Once you’ve taken the photos, you’ve got everything you need for Step 7 – the Shutterfly album. So you really don’t need the hard copies.
But I get it! Some things are just too precious and the hard copy holds a bit more magic. That doesn’t tend to include report cards or written work, but sometimes art created with paint or special materials just begs to be kept in it’s original form. That brings me to Step 6 in my kids’ artwork solution.
Step 6: Can’t bear to toss the hard copy of your kids’ artwork? Put it in a file box.
Purchase a file box for each student, and create a folder for each school year.

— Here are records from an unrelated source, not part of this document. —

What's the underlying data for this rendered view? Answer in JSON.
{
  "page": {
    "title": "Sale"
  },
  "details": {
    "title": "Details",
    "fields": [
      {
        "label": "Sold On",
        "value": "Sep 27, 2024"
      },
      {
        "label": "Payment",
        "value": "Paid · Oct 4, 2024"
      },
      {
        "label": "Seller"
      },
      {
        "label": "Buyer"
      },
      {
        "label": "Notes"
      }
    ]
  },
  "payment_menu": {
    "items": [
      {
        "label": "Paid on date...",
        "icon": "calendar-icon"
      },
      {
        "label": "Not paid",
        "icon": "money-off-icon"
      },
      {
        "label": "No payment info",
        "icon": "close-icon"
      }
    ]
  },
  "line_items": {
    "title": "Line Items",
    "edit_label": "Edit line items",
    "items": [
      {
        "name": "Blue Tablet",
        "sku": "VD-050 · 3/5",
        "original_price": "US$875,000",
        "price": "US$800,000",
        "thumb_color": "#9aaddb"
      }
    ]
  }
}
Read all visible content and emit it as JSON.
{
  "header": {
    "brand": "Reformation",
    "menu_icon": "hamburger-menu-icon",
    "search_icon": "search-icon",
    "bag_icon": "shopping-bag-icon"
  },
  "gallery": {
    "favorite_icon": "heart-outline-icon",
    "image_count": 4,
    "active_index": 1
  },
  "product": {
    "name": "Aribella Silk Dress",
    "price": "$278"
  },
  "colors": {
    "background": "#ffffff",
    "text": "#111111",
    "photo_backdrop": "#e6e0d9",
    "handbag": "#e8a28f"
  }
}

These file boxes are usually plastic with a carrying handle, but a crate works just fine, too. Add some of those hanging file folders and label each folder by the school year. You can also add a folder for years of nursery school if your child attends preschool or daycare.
Aim to keep a hard copy of your 5 favorite pieces from each year.
If you started at age 3, when kids begin coming home from preschool and daycare with cutesy things, and kept a folder for every year until graduation, you’ll end up with tons of hard copies.
The idea is to restrict yourself to one file box per kid. If you only keep 5 items in their original form each year, you’ll end up with 75 items in the file box. That’s a really cool, comprehensive collection that doesn’t overwhelm your kid when they’re leaving home.
Not to mention, you’ll also have a second form of preserving and displaying everything, and that comes in Step 7 of the kids’ artwork solution.
Step 7: Create a Shutterfly album (or use any other album provider) to display kids art forever.
Creating a gorgeous album from digital images is super easy. You can see below that I’ve sprinkled my kids’ artwork throughout our annual album, instead of dedicating a whole book to art work and school work for the year. But you could do it either way!
I have always used Shutterfly out of habit. There are other great companies, as well! I make sure to take advantage of Shutterfly’s 50% off sale, because they put photo books on 50% off pretty regularly. The best deal is to wait until you get discounted extra pages, too, if your book is going to be huge like mine normally is.
Here’s a detailed Youtube video showing you how to make a Shutterfly album. Her accent is delightful! I have never used a tutorial, because it’s super user-friendly. But if you’re not very confident in your techie skills and easily intimidated, a little Youtubing never hurt anybody.